* _Your objective_:
Return only the lines from the one containing "Enumerate this screenshot's" to the end of the entries below, exactly as written, both ends included.

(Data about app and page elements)
========================================

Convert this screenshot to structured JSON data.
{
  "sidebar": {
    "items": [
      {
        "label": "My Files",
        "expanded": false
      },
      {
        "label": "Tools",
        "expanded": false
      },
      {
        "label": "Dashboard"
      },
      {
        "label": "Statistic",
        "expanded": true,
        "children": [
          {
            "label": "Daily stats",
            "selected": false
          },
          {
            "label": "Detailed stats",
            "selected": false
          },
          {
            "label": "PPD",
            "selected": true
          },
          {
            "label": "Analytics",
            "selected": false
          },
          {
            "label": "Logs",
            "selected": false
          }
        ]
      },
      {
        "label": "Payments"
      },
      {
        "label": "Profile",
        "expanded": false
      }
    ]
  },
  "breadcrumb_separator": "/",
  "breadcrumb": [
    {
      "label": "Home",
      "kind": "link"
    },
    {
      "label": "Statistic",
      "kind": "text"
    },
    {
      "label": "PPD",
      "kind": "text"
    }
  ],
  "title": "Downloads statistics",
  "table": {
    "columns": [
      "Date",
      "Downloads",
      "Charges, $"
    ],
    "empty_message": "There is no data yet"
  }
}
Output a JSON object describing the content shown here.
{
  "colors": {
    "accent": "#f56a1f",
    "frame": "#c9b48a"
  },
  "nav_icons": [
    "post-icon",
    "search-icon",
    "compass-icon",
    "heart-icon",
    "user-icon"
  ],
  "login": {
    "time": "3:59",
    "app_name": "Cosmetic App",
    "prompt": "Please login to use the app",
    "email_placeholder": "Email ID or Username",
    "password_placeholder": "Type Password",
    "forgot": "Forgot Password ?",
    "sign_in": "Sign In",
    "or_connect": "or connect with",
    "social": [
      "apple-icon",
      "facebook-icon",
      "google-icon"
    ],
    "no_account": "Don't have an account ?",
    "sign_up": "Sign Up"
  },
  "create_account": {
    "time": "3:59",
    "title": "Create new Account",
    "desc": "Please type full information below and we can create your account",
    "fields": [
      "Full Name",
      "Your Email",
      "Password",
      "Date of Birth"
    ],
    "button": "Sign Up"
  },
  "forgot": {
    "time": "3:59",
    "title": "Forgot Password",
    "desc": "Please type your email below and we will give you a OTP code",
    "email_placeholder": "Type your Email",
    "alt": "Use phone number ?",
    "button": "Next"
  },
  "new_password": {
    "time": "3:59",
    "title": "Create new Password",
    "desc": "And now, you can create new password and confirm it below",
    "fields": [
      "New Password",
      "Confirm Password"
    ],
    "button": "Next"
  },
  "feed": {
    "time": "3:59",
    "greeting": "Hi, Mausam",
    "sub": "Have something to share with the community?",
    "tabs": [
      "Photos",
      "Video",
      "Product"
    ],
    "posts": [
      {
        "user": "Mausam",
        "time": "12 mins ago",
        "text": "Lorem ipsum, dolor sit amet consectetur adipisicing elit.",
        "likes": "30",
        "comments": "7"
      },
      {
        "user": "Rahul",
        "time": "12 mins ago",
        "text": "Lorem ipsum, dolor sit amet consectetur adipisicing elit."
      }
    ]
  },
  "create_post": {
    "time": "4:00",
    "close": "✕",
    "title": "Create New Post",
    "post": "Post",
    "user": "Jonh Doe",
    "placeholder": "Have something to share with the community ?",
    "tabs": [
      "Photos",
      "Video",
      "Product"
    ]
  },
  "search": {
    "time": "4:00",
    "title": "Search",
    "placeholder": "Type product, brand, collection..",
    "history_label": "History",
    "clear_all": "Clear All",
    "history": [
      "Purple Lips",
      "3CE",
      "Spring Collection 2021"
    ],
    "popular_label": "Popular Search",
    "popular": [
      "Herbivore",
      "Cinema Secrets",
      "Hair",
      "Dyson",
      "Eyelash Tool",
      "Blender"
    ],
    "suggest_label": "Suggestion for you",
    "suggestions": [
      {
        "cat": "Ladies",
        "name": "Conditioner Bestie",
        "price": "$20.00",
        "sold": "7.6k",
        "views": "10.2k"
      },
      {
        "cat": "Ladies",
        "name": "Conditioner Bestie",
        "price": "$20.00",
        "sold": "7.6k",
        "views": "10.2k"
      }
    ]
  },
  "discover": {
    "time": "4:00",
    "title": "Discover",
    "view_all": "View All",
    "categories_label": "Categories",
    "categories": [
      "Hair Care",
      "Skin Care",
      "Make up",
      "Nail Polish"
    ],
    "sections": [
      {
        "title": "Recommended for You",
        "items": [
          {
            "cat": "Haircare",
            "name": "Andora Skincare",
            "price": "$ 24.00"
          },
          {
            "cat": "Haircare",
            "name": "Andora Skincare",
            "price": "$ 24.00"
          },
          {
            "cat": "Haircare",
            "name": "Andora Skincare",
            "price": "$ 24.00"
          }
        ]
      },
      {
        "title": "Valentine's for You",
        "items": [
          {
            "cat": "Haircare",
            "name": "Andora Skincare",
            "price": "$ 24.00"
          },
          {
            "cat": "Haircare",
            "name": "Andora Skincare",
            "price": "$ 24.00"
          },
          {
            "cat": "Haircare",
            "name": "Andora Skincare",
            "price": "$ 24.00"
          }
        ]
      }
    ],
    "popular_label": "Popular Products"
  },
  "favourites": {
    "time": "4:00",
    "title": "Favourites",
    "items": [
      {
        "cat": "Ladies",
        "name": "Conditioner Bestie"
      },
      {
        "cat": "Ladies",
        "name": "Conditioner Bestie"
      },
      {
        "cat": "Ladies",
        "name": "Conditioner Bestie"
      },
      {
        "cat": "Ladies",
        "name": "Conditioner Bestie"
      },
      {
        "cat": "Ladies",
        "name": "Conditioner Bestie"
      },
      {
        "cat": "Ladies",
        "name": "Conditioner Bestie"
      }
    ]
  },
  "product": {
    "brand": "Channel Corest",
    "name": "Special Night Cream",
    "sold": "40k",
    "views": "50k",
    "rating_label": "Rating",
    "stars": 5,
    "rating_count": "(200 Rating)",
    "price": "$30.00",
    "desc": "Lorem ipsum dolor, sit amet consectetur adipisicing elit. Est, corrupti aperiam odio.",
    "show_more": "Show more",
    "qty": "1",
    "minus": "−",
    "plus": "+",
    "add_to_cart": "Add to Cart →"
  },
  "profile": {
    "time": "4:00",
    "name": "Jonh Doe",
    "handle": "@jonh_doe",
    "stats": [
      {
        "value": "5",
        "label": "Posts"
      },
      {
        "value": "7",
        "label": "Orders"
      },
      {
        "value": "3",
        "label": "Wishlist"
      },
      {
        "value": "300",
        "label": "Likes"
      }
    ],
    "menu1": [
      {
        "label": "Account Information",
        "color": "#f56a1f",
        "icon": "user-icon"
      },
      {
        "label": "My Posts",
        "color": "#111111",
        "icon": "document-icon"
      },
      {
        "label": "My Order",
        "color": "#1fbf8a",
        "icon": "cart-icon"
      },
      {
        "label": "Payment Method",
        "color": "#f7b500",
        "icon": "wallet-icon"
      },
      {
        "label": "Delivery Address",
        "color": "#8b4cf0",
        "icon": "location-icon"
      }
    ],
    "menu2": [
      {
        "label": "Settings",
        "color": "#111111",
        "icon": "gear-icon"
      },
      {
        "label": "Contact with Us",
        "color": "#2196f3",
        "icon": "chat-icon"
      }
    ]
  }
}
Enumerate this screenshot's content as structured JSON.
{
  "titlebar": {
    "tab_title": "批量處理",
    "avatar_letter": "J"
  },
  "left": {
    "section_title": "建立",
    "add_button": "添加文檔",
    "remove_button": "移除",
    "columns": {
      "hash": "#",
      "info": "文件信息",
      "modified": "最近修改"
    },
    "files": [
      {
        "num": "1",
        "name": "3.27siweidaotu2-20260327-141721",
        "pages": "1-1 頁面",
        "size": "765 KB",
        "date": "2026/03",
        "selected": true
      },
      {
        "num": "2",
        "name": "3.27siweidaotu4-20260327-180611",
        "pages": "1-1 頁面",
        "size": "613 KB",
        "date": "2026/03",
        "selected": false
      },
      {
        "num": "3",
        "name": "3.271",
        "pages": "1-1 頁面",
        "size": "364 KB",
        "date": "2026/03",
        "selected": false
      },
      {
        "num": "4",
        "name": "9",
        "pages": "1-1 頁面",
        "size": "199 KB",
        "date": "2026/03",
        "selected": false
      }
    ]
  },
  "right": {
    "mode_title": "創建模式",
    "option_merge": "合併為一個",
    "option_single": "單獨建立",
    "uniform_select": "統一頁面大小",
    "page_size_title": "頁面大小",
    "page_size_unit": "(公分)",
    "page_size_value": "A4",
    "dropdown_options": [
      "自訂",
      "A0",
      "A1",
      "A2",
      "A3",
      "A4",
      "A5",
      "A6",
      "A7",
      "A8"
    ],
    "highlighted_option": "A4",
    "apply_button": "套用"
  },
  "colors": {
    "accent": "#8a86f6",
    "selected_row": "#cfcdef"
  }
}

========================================

* _The answer_:
Enumerate this screenshot's content as structured JSON.
{
  "titlebar": {
    "tab_title": "批量處理",
    "avatar_letter": "J"
  },
  "left": {
    "section_title": "建立",
    "add_button": "添加文檔",
    "remove_button": "移除",
    "columns": {
      "hash": "#",
      "info": "文件信息",
      "modified": "最近修改"
    },
    "files": [
      {
        "num": "1",
        "name": "3.27siweidaotu2-20260327-141721",
        "pages": "1-1 頁面",
        "size": "765 KB",
        "date": "2026/03",
        "selected": true
      },
      {
        "num": "2",
        "name": "3.27siweidaotu4-20260327-180611",
        "pages": "1-1 頁面",
        "size": "613 KB",
        "date": "2026/03",
        "selected": false
      },
      {
        "num": "3",
        "name": "3.271",
        "pages": "1-1 頁面",
        "size": "364 KB",
        "date": "2026/03",
        "selected": false
      },
      {
        "num": "4",
        "name": "9",
        "pages": "1-1 頁面",
        "size": "199 KB",
        "date": "2026/03",
        "selected": false
      }
    ]
  },
  "right": {
    "mode_title": "創建模式",
    "option_merge": "合併為一個",
    "option_single": "單獨建立",
    "uniform_select": "統一頁面大小",
    "page_size_title": "頁面大小",
    "page_size_unit": "(公分)",
    "page_size_value": "A4",
    "dropdown_options": [
      "自訂",
      "A0",
      "A1",
      "A2",
      "A3",
      "A4",
      "A5",
      "A6",
      "A7",
      "A8"
    ],
    "highlighted_option": "A4",
    "apply_button": "套用"
  },
  "colors": {
    "accent": "#8a86f6",
    "selected_row": "#cfcdef"
  }
}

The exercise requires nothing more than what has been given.